How does imagery, metaphors and/or similes contribute to the meaning of "Those Winter Sundays"?How do they relate to the emotions or ideas communicated by the poem "Those Winter Sundays" by Robert...
How does imagery, metaphors and/or similes contribute to the meaning of "Those Winter Sundays"?
How do they relate to the emotions or ideas communicated by the poem "Those Winter Sundays" by Robert Hayden?
The controlling metaphor of Robert Hayden's "Whose Winter Sundays" is in the father's "austere and lonely offices," acts of love performed against the elements so that the family would not encounter the cold. Like the fire that the father builds, the imagery moves from cold to warm: The father rises in the "blueblack cold,/then with cracked hands that ached from labor...." he builds a fire to warm the house. Still in bed, the poet as a boy wakes and hears "the cold splintering, breaking." The cold is bitter, and can be heard as well as felt. The sensory images become auditory with the words splintering and breaking. When the boy rises, he can still sense the "chronic angers" of the house. This metaphor compares the harsh auditory images to complaints.

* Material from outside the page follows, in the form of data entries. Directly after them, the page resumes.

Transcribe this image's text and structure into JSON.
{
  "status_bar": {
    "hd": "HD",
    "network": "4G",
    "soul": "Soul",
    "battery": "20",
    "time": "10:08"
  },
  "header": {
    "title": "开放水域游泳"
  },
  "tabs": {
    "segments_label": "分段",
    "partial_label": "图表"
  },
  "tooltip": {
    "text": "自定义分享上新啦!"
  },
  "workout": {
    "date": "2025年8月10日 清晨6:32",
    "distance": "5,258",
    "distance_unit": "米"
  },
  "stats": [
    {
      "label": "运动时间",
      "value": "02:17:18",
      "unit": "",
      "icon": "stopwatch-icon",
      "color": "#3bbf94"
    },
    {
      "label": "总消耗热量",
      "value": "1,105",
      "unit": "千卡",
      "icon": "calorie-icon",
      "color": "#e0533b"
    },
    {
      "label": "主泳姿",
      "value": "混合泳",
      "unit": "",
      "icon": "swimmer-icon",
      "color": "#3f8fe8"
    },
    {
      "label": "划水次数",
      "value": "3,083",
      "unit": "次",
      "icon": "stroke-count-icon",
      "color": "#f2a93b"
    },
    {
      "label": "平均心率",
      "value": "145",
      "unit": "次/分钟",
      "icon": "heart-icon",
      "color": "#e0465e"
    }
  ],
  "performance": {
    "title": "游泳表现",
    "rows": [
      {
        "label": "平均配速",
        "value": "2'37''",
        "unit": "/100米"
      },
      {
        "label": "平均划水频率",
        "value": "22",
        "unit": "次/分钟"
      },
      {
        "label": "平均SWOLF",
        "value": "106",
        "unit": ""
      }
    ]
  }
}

That is, it is as though the house complains as the father seeks to get it to warm up.
In the third stanza, however, the images become warmer as the poet reflectively expresses his appreciation of the father who
had driven out the cold/And polished my good shoes as well.
These images are warmer; the shining of the shoes expresses a positive feeling, and the father emerges as respected and admired through Hayden's use of these warm images in the closing couplet:
What did I know, what did I know/of love's austere and lonely offices?
The speaker, now a man, realizes that it was wrong that "No one ever thanked him." Just as there has been a gap between the father and the son in the boy's youth as expressed in the first two stanzas, so, too, is there a gap between the perspective of the speaker as a youth and, finally, as an adult.
The speaker in Robert Hayden’s “Those Winter Sundays” recounts his father’s ritual of waking early every Sunday to warm the house. This three-stanza poem contains hot and cold imagery, and it is important to realize that, ironically, this imagery becomes less vivid as the poem progresses.
In the first stanza, we learn that the father woke early in “the blueblack cold” and “made / banked fires blaze.” This stanza features the most vivid imagery of the poem. The “blueblack cold” is followed by “banked fires blaze”—phrases that conjure antithetical images while sounding remarkably similar. That these sound so similar while meaning something so different—the first is an image of heat, the second of cold—mirrors the speaker’s indifferent tone (“No one ever thanked him").
The speaker moves slowly and indifferently, neither commenting on the heat nor his newly polished shoes to his father. By the time we reach the third stanza, the imagery recedes, becoming less and less vivid. The central imagery of the final stanza is on the boy’s polished shoes. This image is smooth and passionless, like the speaker’s tone as he reflects on the indifferent behavior of his youth. Instead of the “cracked hands” of the first stanza and the “cold splintering, breaking” of the second, the polished shoes lack texture. As a result, the speaker seems coldest when the house is warmest.